El Paso Mayor Dee Margo said in a statement he is asking the state attorney general to clarify Samaniego’s order.

“The Judge did not consult me and refuses to return my call, so I am seeking clarification from the Attorney General on the new County order, which does not supersede the Governor’s orders,” Margo said in a statement per CNN.

“What I can speak to is the hurt our community is going through. We must strike a balance of keeping our neighbors safe while not destroying people’s abilities to feed their families.” Margo said.

Samaniego issued a 2-week, 10 pm to 5 am curfew for El Paso County Oct. 25. (RELATED: Texas County Judge Issues County-Wide Curfew As COVID-19 Cases Soar)

“The curfew is enough to limit the economic consequences on local businesses by allowing the stores to stay open. We carefully thought about the economic impact if we were to impose a full stay at home order like we did at the beginning of this process,” Samaniego said at the time.

State Attorney General Ken Paxton said, per the report, that Samaniego does not have the authority to order the shutdown.
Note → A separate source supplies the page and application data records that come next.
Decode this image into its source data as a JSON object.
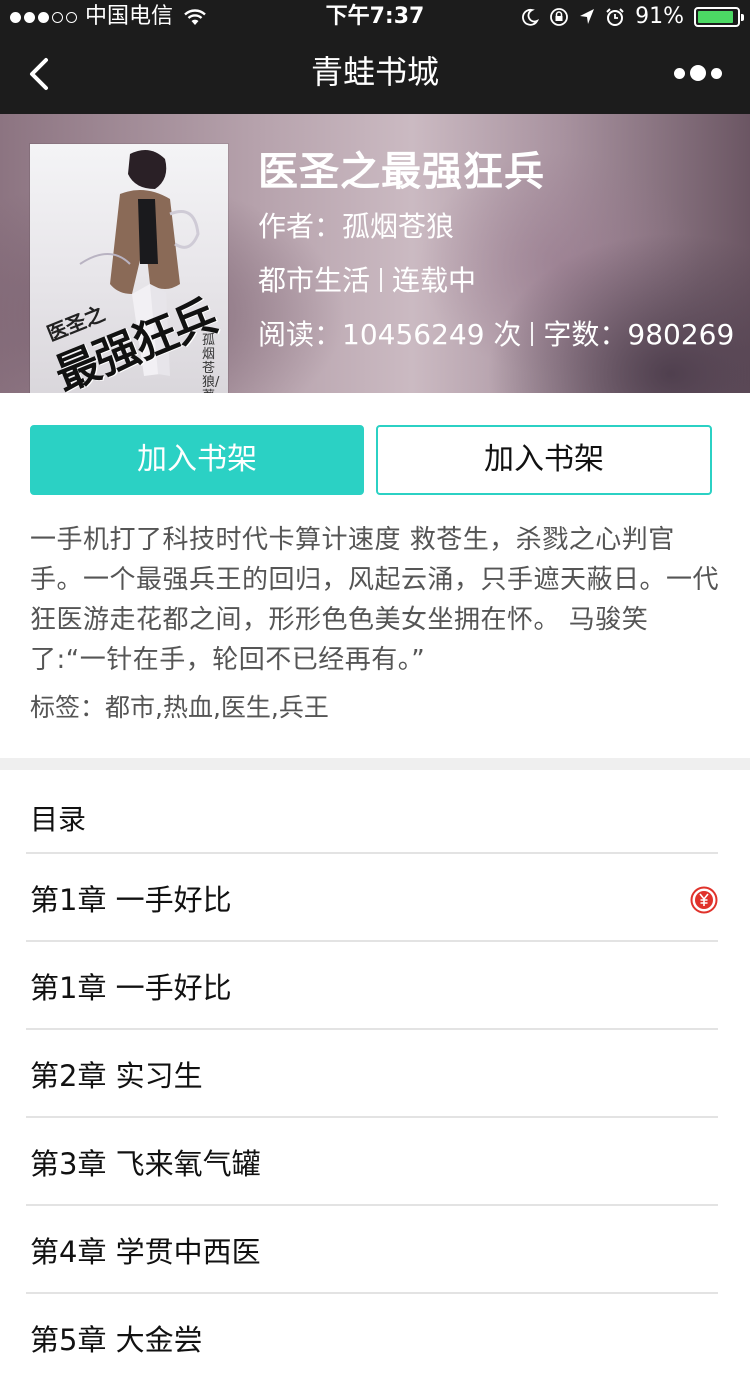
{
  "status_bar": {
    "carrier": "中国电信",
    "time": "下午7:37",
    "battery": "91%",
    "battery_level": 0.91,
    "signal_strength": 3,
    "signal_max": 5
  },
  "nav": {
    "title": "青蛙书城"
  },
  "book": {
    "title": "医圣之最强狂兵",
    "author_line": "作者：孤烟苍狼",
    "category": "都市生活",
    "status": "连载中",
    "reads": "阅读：10456249 次",
    "word_count": "字数：980269",
    "cover": {
      "subtitle": "医圣之",
      "title": "最强狂兵",
      "author": "孤烟苍狼/著"
    }
  },
  "actions": {
    "primary_label": "加入书架",
    "secondary_label": "加入书架"
  },
  "description": "一手机打了科技时代卡算计速度 救苍生，杀戮之心判官手。一个最强兵王的回归，风起云涌，只手遮天蔽日。一代狂医游走花都之间，形形色色美女坐拥在怀。 马骏笑了:“一针在手，轮回不已经再有。”",
  "tags": "标签：都市,热血,医生,兵王",
  "catalog": {
    "heading": "目录",
    "chapters": [
      {
        "title": "第1章  一手好比",
        "paid": true
      },
      {
        "title": "第1章  一手好比",
        "paid": false
      },
      {
        "title": "第2章  实习生",
        "paid": false
      },
      {
        "title": "第3章  飞来氧气罐",
        "paid": false
      },
      {
        "title": "第4章  学贯中西医",
        "paid": false
      },
      {
        "title": "第5章  大金尝",
        "paid": false
      }
    ]
  },
  "colors": {
    "accent": "#2bd1c4",
    "paid_icon": "#e0322b",
    "top_bar": "#1c1c1c"
  }
}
Paxton called it a “direct violation” of orders from Republican Gov. Greg Abbott.

“I’m also very cognizant and respectful of the governor’s orders,” Samaniego said per the report. “The hard truth is that the people who are dying are El Pasoans; they are not in Austin.”